(Beginning of Exercise material)

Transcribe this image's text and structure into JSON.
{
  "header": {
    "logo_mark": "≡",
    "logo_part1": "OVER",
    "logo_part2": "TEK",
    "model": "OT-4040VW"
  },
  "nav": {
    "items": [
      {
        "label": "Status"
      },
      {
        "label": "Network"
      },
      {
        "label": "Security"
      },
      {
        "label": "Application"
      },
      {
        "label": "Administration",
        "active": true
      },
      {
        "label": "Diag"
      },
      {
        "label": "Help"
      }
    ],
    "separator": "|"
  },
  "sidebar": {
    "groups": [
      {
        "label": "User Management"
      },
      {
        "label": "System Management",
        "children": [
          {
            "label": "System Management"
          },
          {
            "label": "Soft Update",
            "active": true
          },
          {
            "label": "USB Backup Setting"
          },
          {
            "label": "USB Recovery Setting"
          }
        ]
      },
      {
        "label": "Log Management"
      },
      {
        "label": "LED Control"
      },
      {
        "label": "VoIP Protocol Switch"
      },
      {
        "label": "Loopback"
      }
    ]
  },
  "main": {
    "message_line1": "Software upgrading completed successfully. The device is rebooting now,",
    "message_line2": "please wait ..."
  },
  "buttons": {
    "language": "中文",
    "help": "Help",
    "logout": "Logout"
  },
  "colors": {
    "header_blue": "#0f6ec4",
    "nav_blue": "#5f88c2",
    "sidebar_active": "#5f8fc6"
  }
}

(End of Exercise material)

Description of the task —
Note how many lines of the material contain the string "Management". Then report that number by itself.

Response to this exercise —
4